The question always comes up in New Delhi these days, somewhere between polite introductions and drinks: What would the reign of Narendra Modi, who seems increasingly likely to be the next prime minister, mean for India?
One man, pro-business and a glass of whiskey in hand at the club, told me recently that Modi and his Hindu nationalist Bharatiya Janata Party (BJP) will bring needed centralization to a government that at times seems unable to impose its writ. Another—a highly educated liberal in socks, slacks, and polo shirt on the sofa just before lunch—wondered aloud whether the nation is forsaking its secular mooring for a dangerous populist.
Prediction in politics, especially in a nation as large and complex as India, is bound to be wrong much of the time. But public remarks by BJP officials and conservative Hindus apparently taking note of political winds are worth considering. (To be sure, there have been sharp words from both sides. For example, video surfaced of a candidate from the ruling Congress Party saying that he would “chop” Modi into tiny pieces.) Beneath the back and forth of explanation and disavowal, the consistency and vehemence of the messaging suggest an approach that, in a nation with a history of sectarian bloodshed, has some worried:
1. A conservative Hindu politician told a crowd that there are ways to discourage Muslims from purchasing property in Hindu neighborhoods. According to one account, Pravin Togadia allegedly met with protestors outside a home owned by a Muslim businessman and gave the occupant 48 hours to vacate the house. Togadia advised his audience to use stones, tires, and tomatoes, according to the Times of India. Togadia disputed that version of events and claimed through an online post that he was only offering advice on using the legal and governmental channels “if they felt that they are being forced into any selling of their houses.” (The newspaper subsequently said it has video confirming the initial report.)
The anecdote takes on broader significance for two reasons: The incident occurred in the western state of Gujarat, where some 1,000 people, mostly Muslim, were killed in brutal riots that included death-by-sword in 2002. The chief minister of Gujarat at the time of that bloodshed, as is still the case, was Narendra Modi. But as ever in Indian politics, there are caveats: A Supreme Court-appointed panel found no evidence that Modi’s decisions prevented the 2002 riot victims from receiving help. While Modi and Togadia have a shared background in Hindu nationalist politics, the two men do not now get along well.
2. A BJP parliament candidate informed a rally that those who do not support Modi will soon have no place in India. With senior BJP leadership standing by, Giriraj Singh said that Pakistan, the Muslim nation to the west, is where such people belong. BJP officials were quick to publicly express displeasure with Singh’s remarks, but he did not back down: “I stand by my statement that those trying their best to stop Modi from coming to power have no place in India and should go to Pakistan.”
3. A senior Modi aide was accused of telling voters they could get revenge by voting for Modi.

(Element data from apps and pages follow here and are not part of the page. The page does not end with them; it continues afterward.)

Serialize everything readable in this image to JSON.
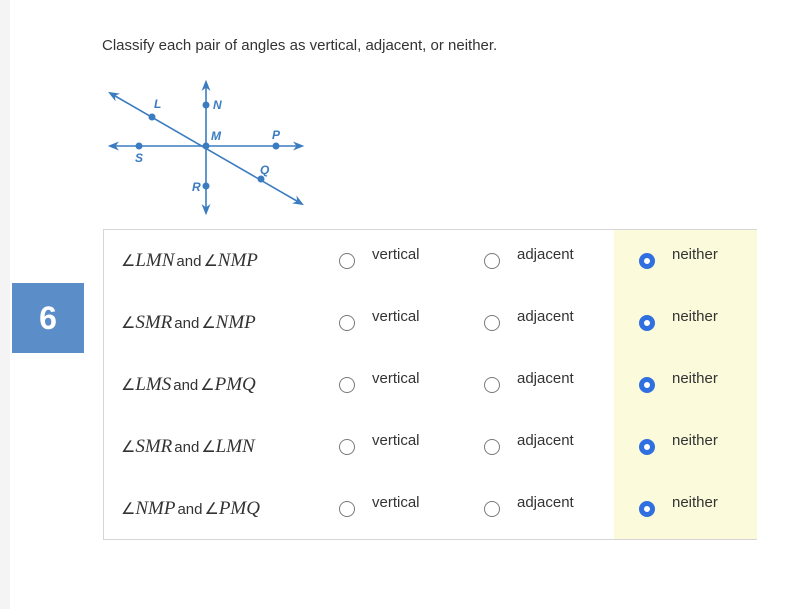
{
  "question": {
    "number": "6",
    "prompt": "Classify each pair of angles as vertical, adjacent, or neither."
  },
  "diagram": {
    "color": "#3b7cc1",
    "points": [
      "L",
      "N",
      "M",
      "P",
      "S",
      "Q",
      "R"
    ]
  },
  "options": [
    "vertical",
    "adjacent",
    "neither"
  ],
  "rows": [
    {
      "angle1": "LMN",
      "angle2": "NMP",
      "conjunction": "and",
      "selected": "neither"
    },
    {
      "angle1": "SMR",
      "angle2": "NMP",
      "conjunction": "and",
      "selected": "neither"
    },
    {
      "angle1": "LMS",
      "angle2": "PMQ",
      "conjunction": "and",
      "selected": "neither"
    },
    {
      "angle1": "SMR",
      "angle2": "LMN",
      "conjunction": "and",
      "selected": "neither"
    },
    {
      "angle1": "NMP",
      "angle2": "PMQ",
      "conjunction": "and",
      "selected": "neither"
    }
  ],
  "angle_symbol": "∠",
  "colors": {
    "badge": "#5b8ec9",
    "radio_checked": "#2f6fdf",
    "highlight": "#fbfadb"
  }
}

Amit Shah was speaking in a north India district earlier this month near the site of riots last year that included murder and reports of gang rape. One account described how a “crowd of Hindu men came brandishing guns, swords and machetes, shouting that Muslims should go either to Pakistan or Kabristan (graveyard).”
4. Modi has signaled his desire to distance his campaign from militant sentiment and focus on shared national goals. As he tweeted on Tuesday:
However, many still point to his remarks during an interview with Reuters last year about the 2002 riots:
“Another thing, any person if we are driving a car, we are a driver, and someone else is driving a car and we’re sitting behind, even then if a puppy comes under the wheel, will it be painful or not? Of course it is. If I’m a chief minister or not, I’m a human being. If something bad happens anywhere, it is natural to be sad.”
There was an expression of sadness in those words. And there was, too, the unavoidable fact that he’d compared the dead to dogs.